Data about app and page elements:

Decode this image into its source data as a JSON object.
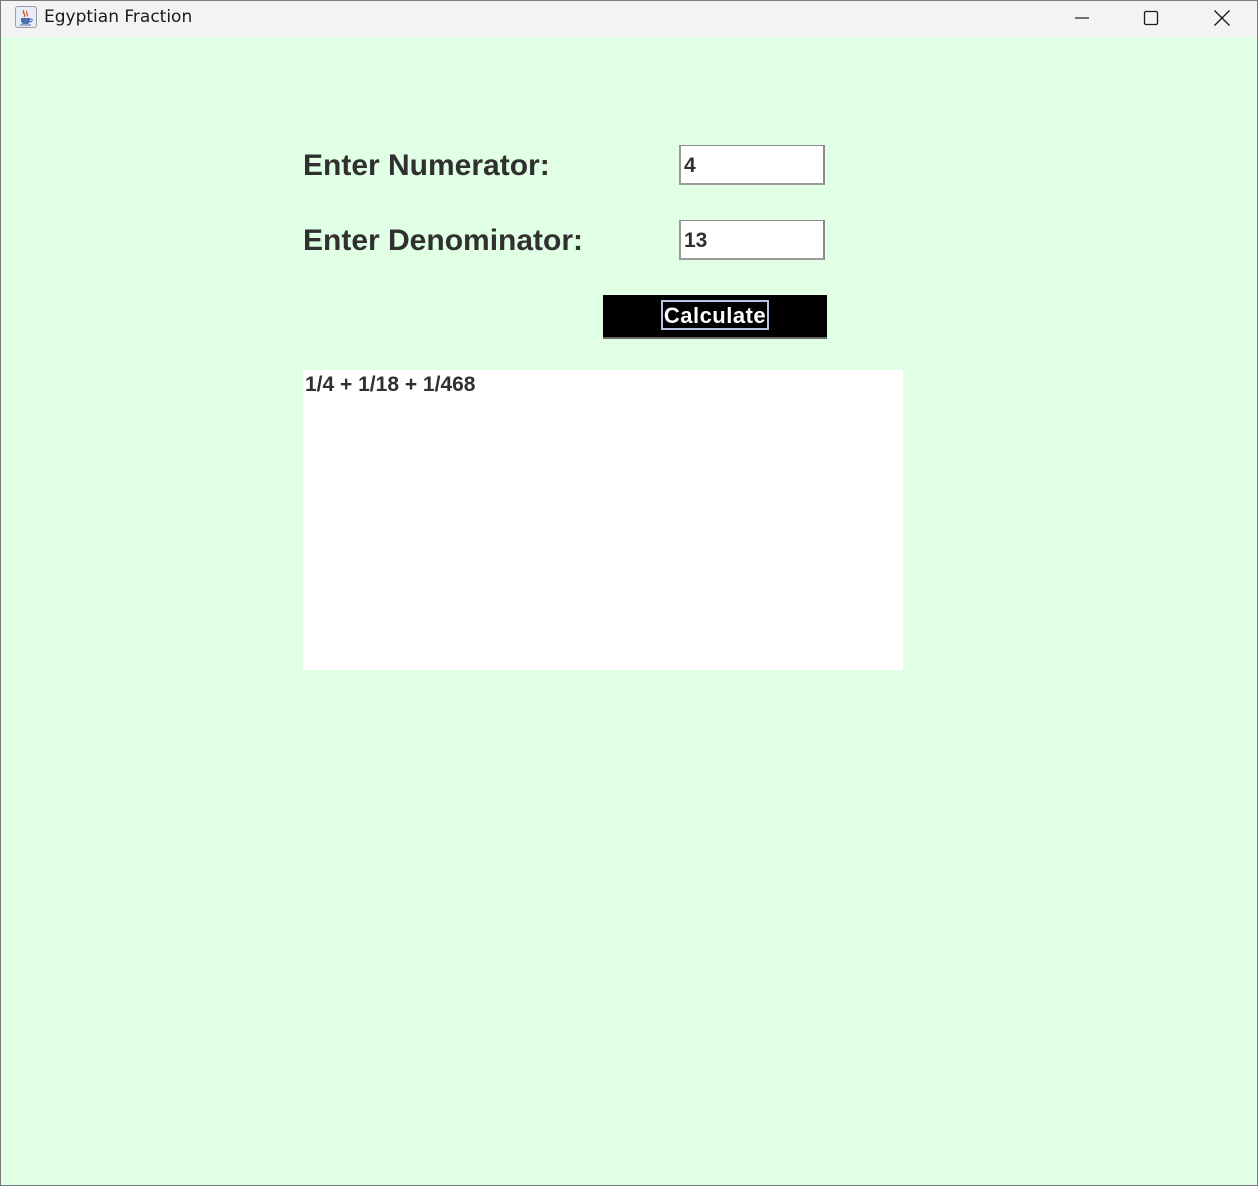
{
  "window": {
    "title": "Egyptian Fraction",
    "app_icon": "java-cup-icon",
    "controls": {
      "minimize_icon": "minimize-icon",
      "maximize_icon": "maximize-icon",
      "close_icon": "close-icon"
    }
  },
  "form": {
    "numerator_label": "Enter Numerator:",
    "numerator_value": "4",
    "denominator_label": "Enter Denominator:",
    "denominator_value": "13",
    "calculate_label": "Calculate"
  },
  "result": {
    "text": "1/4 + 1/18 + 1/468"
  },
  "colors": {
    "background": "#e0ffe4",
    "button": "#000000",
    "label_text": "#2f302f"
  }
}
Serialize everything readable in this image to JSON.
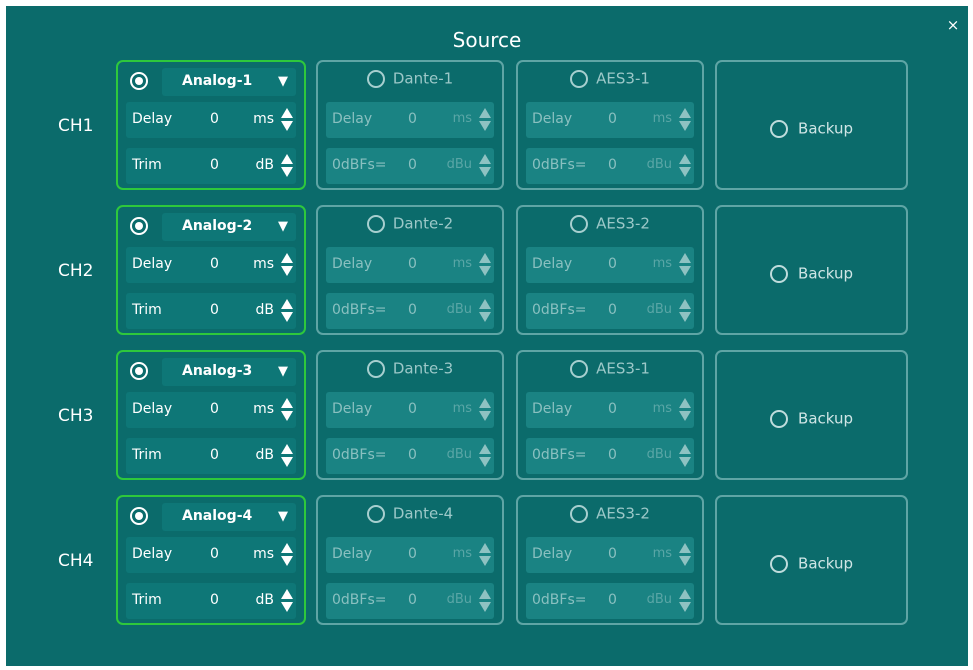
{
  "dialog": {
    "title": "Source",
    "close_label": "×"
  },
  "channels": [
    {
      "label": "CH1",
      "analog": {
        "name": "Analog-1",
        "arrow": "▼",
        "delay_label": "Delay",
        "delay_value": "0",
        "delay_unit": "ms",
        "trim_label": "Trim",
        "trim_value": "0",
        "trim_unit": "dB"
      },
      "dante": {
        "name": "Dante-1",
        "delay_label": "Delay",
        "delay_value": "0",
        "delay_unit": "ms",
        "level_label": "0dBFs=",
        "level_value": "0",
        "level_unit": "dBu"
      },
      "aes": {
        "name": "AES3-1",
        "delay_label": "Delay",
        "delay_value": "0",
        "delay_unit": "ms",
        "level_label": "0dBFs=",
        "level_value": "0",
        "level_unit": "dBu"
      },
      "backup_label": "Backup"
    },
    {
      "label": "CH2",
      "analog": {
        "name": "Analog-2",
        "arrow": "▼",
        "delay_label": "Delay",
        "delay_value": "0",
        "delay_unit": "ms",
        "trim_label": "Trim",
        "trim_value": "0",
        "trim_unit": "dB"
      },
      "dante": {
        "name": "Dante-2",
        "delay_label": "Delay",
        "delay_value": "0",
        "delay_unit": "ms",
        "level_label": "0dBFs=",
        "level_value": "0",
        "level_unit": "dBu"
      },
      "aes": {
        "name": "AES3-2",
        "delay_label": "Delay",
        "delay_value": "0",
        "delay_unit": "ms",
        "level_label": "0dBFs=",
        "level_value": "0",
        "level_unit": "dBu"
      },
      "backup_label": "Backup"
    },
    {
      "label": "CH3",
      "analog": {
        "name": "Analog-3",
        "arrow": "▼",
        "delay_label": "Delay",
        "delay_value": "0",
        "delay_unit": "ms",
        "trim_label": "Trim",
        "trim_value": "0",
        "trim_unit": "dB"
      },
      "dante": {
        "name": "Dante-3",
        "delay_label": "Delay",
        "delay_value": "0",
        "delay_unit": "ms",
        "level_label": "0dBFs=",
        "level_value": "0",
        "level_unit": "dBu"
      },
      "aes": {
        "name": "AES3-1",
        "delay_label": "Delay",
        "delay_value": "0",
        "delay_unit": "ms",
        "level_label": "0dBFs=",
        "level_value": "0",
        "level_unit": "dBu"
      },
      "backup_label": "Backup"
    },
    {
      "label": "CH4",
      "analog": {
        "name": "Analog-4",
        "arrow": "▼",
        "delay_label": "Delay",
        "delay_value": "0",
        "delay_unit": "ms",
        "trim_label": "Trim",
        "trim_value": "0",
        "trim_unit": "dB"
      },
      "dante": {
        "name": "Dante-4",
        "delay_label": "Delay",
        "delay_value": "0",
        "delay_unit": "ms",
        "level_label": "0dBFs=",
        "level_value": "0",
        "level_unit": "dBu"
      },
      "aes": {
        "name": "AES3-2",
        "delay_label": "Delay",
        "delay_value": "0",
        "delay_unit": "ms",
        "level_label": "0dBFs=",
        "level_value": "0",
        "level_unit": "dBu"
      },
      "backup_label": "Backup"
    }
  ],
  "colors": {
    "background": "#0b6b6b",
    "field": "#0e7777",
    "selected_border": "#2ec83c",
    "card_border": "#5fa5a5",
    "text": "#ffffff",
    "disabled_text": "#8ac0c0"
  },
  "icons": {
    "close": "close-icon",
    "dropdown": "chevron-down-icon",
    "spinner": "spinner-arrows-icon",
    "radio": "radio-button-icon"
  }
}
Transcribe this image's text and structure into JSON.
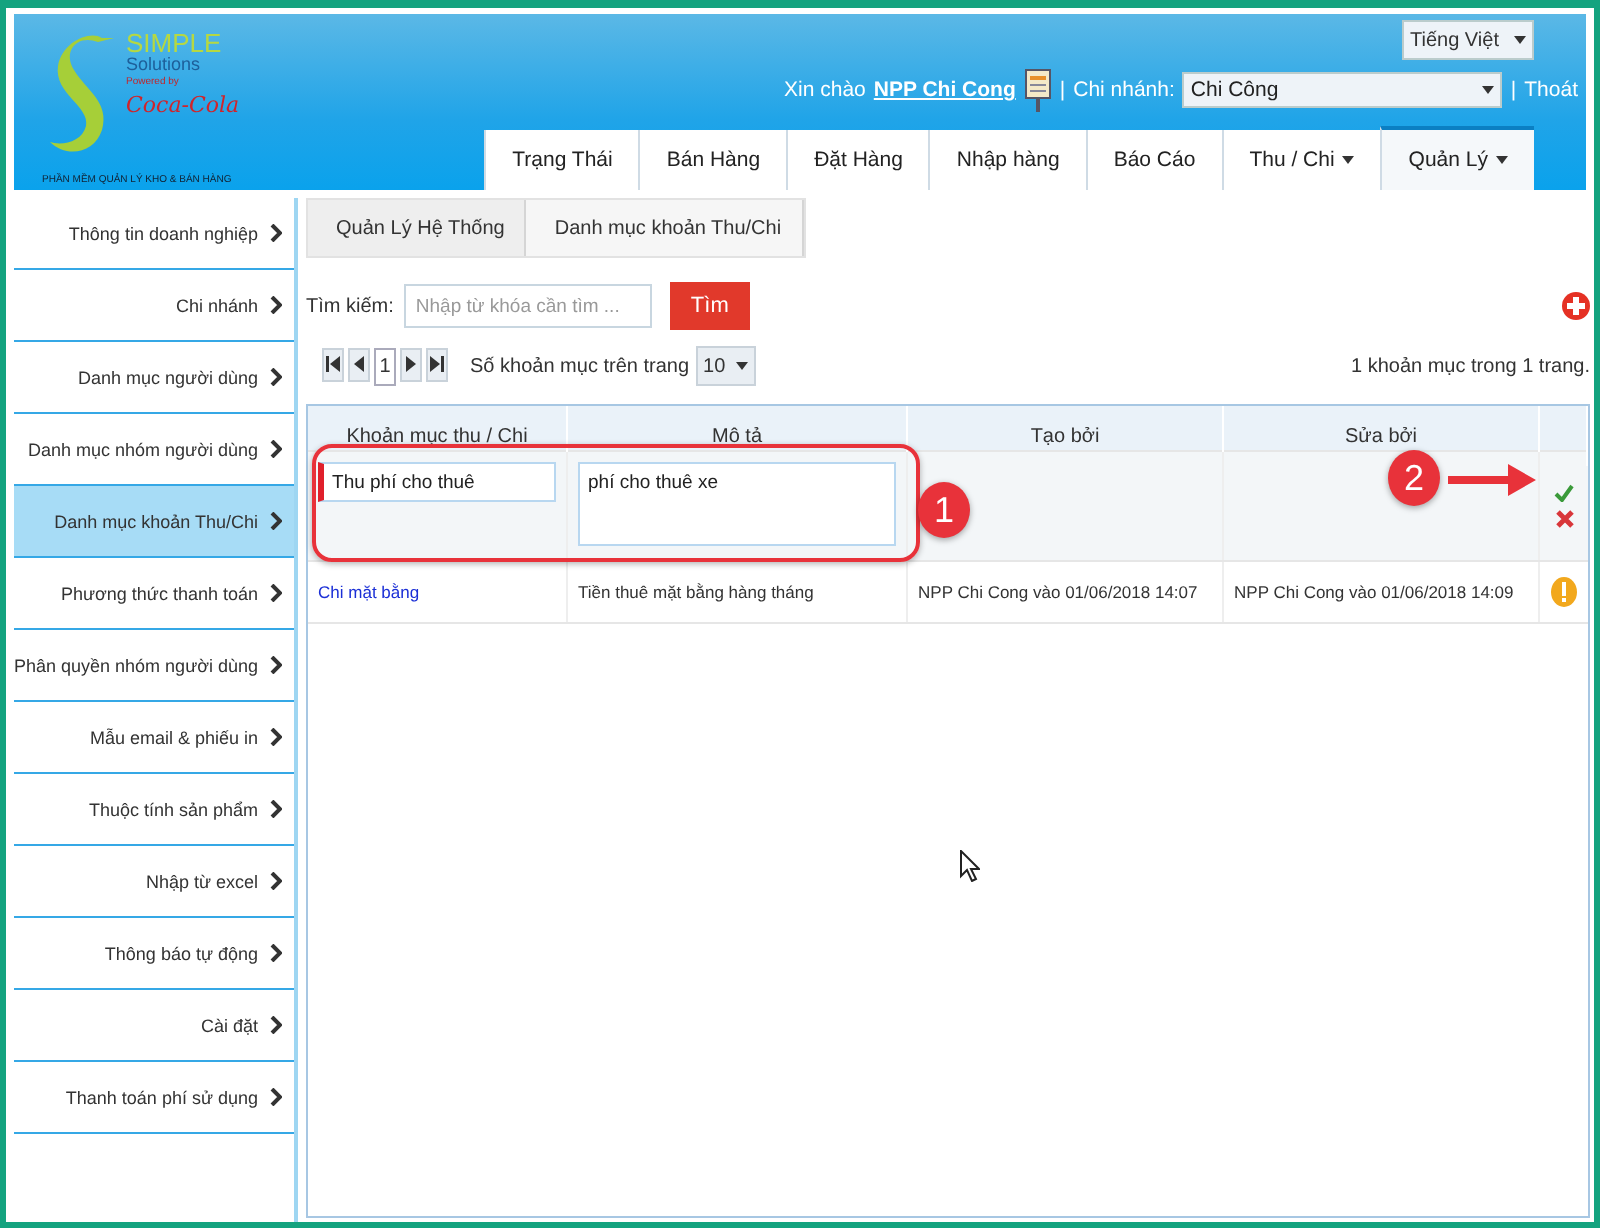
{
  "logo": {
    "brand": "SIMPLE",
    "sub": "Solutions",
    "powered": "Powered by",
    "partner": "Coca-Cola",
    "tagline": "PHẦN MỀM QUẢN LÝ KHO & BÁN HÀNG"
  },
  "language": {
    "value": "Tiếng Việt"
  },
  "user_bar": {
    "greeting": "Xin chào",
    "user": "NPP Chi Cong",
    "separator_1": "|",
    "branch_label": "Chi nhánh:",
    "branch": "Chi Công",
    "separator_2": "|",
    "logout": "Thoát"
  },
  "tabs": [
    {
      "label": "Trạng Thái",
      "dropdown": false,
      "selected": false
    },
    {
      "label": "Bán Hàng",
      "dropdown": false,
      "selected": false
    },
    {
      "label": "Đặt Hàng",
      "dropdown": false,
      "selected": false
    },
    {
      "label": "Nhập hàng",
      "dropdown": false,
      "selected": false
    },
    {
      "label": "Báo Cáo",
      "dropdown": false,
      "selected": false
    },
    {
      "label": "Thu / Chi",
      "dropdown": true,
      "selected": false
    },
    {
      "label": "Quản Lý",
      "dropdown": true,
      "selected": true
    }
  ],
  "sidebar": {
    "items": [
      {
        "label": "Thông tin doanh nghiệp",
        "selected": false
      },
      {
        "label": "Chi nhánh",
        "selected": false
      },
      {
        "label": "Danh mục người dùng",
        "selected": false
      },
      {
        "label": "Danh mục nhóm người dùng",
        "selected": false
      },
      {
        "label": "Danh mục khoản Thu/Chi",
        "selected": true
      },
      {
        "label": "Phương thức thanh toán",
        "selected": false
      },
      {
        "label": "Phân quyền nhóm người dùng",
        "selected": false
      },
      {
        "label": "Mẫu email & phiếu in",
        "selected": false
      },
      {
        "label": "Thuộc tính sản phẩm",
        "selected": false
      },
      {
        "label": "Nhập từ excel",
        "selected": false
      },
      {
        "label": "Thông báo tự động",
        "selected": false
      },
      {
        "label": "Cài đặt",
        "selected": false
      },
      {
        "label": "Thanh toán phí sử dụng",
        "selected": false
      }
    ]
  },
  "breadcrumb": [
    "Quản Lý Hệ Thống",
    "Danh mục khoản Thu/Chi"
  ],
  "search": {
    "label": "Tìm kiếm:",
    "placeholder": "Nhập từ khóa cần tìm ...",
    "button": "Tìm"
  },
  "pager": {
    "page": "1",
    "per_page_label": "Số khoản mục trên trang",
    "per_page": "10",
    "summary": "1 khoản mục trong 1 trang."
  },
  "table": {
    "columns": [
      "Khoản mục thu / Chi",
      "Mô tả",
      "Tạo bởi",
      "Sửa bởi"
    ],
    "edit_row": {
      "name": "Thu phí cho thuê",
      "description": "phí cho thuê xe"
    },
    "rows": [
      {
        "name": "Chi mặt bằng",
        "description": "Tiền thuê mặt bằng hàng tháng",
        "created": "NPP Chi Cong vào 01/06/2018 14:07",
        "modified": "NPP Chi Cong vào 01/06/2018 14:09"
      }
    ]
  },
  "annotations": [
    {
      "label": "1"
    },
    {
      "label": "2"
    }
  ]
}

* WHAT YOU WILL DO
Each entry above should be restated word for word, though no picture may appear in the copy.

* WRITTEN REPLY
Decode this image into its source data as a JSON object.
{
  "window": {
    "title": "Egyptian Fraction",
    "app_icon": "java-cup-icon",
    "controls": {
      "minimize_icon": "minimize-icon",
      "maximize_icon": "maximize-icon",
      "close_icon": "close-icon"
    }
  },
  "form": {
    "numerator_label": "Enter Numerator:",
    "numerator_value": "4",
    "denominator_label": "Enter Denominator:",
    "denominator_value": "13",
    "calculate_label": "Calculate"
  },
  "result": {
    "text": "1/4 + 1/18 + 1/468"
  },
  "colors": {
    "background": "#e0ffe4",
    "button": "#000000",
    "label_text": "#2f302f"
  }
}
Serialize everything readable in this image to JSON.
{
  "dialog": {
    "title": "Source",
    "close_label": "×"
  },
  "channels": [
    {
      "label": "CH1",
      "analog": {
        "name": "Analog-1",
        "arrow": "▼",
        "delay_label": "Delay",
        "delay_value": "0",
        "delay_unit": "ms",
        "trim_label": "Trim",
        "trim_value": "0",
        "trim_unit": "dB"
      },
      "dante": {
        "name": "Dante-1",
        "delay_label": "Delay",
        "delay_value": "0",
        "delay_unit": "ms",
        "level_label": "0dBFs=",
        "level_value": "0",
        "level_unit": "dBu"
      },
      "aes": {
        "name": "AES3-1",
        "delay_label": "Delay",
        "delay_value": "0",
        "delay_unit": "ms",
        "level_label": "0dBFs=",
        "level_value": "0",
        "level_unit": "dBu"
      },
      "backup_label": "Backup"
    },
    {
      "label": "CH2",
      "analog": {
        "name": "Analog-2",
        "arrow": "▼",
        "delay_label": "Delay",
        "delay_value": "0",
        "delay_unit": "ms",
        "trim_label": "Trim",
        "trim_value": "0",
        "trim_unit": "dB"
      },
      "dante": {
        "name": "Dante-2",
        "delay_label": "Delay",
        "delay_value": "0",
        "delay_unit": "ms",
        "level_label": "0dBFs=",
        "level_value": "0",
        "level_unit": "dBu"
      },
      "aes": {
        "name": "AES3-2",
        "delay_label": "Delay",
        "delay_value": "0",
        "delay_unit": "ms",
        "level_label": "0dBFs=",
        "level_value": "0",
        "level_unit": "dBu"
      },
      "backup_label": "Backup"
    },
    {
      "label": "CH3",
      "analog": {
        "name": "Analog-3",
        "arrow": "▼",
        "delay_label": "Delay",
        "delay_value": "0",
        "delay_unit": "ms",
        "trim_label": "Trim",
        "trim_value": "0",
        "trim_unit": "dB"
      },
      "dante": {
        "name": "Dante-3",
        "delay_label": "Delay",
        "delay_value": "0",
        "delay_unit": "ms",
        "level_label": "0dBFs=",
        "level_value": "0",
        "level_unit": "dBu"
      },
      "aes": {
        "name": "AES3-1",
        "delay_label": "Delay",
        "delay_value": "0",
        "delay_unit": "ms",
        "level_label": "0dBFs=",
        "level_value": "0",
        "level_unit": "dBu"
      },
      "backup_label": "Backup"
    },
    {
      "label": "CH4",
      "analog": {
        "name": "Analog-4",
        "arrow": "▼",
        "delay_label": "Delay",
        "delay_value": "0",
        "delay_unit": "ms",
        "trim_label": "Trim",
        "trim_value": "0",
        "trim_unit": "dB"
      },
      "dante": {
        "name": "Dante-4",
        "delay_label": "Delay",
        "delay_value": "0",
        "delay_unit": "ms",
        "level_label": "0dBFs=",
        "level_value": "0",
        "level_unit": "dBu"
      },
      "aes": {
        "name": "AES3-2",
        "delay_label": "Delay",
        "delay_value": "0",
        "delay_unit": "ms",
        "level_label": "0dBFs=",
        "level_value": "0",
        "level_unit": "dBu"
      },
      "backup_label": "Backup"
    }
  ],
  "colors": {
    "background": "#0b6b6b",
    "field": "#0e7777",
    "selected_border": "#2ec83c",
    "card_border": "#5fa5a5",
    "text": "#ffffff",
    "disabled_text": "#8ac0c0"
  },
  "icons": {
    "close": "close-icon",
    "dropdown": "chevron-down-icon",
    "spinner": "spinner-arrows-icon",
    "radio": "radio-button-icon"
  }
}
Transcribe this image's text and structure into JSON.
{
  "logo": {
    "brand": "SIMPLE",
    "sub": "Solutions",
    "powered": "Powered by",
    "partner": "Coca-Cola",
    "tagline": "PHẦN MỀM QUẢN LÝ KHO & BÁN HÀNG"
  },
  "language": {
    "value": "Tiếng Việt"
  },
  "user_bar": {
    "greeting": "Xin chào",
    "user": "NPP Chi Cong",
    "separator_1": "|",
    "branch_label": "Chi nhánh:",
    "branch": "Chi Công",
    "separator_2": "|",
    "logout": "Thoát"
  },
  "tabs": [
    {
      "label": "Trạng Thái",
      "dropdown": false,
      "selected": false
    },
    {
      "label": "Bán Hàng",
      "dropdown": false,
      "selected": false
    },
    {
      "label": "Đặt Hàng",
      "dropdown": false,
      "selected": false
    },
    {
      "label": "Nhập hàng",
      "dropdown": false,
      "selected": false
    },
    {
      "label": "Báo Cáo",
      "dropdown": false,
      "selected": false
    },
    {
      "label": "Thu / Chi",
      "dropdown": true,
      "selected": false
    },
    {
      "label": "Quản Lý",
      "dropdown": true,
      "selected": true
    }
  ],
  "sidebar": {
    "items": [
      {
        "label": "Thông tin doanh nghiệp",
        "selected": false
      },
      {
        "label": "Chi nhánh",
        "selected": false
      },
      {
        "label": "Danh mục người dùng",
        "selected": false
      },
      {
        "label": "Danh mục nhóm người dùng",
        "selected": false
      },
      {
        "label": "Danh mục khoản Thu/Chi",
        "selected": true
      },
      {
        "label": "Phương thức thanh toán",
        "selected": false
      },
      {
        "label": "Phân quyền nhóm người dùng",
        "selected": false
      },
      {
        "label": "Mẫu email & phiếu in",
        "selected": false
      },
      {
        "label": "Thuộc tính sản phẩm",
        "selected": false
      },
      {
        "label": "Nhập từ excel",
        "selected": false
      },
      {
        "label": "Thông báo tự động",
        "selected": false
      },
      {
        "label": "Cài đặt",
        "selected": false
      },
      {
        "label": "Thanh toán phí sử dụng",
        "selected": false
      }
    ]
  },
  "breadcrumb": [
    "Quản Lý Hệ Thống",
    "Danh mục khoản Thu/Chi"
  ],
  "search": {
    "label": "Tìm kiếm:",
    "placeholder": "Nhập từ khóa cần tìm ...",
    "button": "Tìm"
  },
  "pager": {
    "page": "1",
    "per_page_label": "Số khoản mục trên trang",
    "per_page": "10",
    "summary": "1 khoản mục trong 1 trang."
  },
  "table": {
    "columns": [
      "Khoản mục thu / Chi",
      "Mô tả",
      "Tạo bởi",
      "Sửa bởi"
    ],
    "edit_row": {
      "name": "Thu phí cho thuê",
      "description": "phí cho thuê xe"
    },
    "rows": [
      {
        "name": "Chi mặt bằng",
        "description": "Tiền thuê mặt bằng hàng tháng",
        "created": "NPP Chi Cong vào 01/06/2018 14:07",
        "modified": "NPP Chi Cong vào 01/06/2018 14:09"
      }
    ]
  },
  "annotations": [
    {
      "label": "1"
    },
    {
      "label": "2"
    }
  ]
}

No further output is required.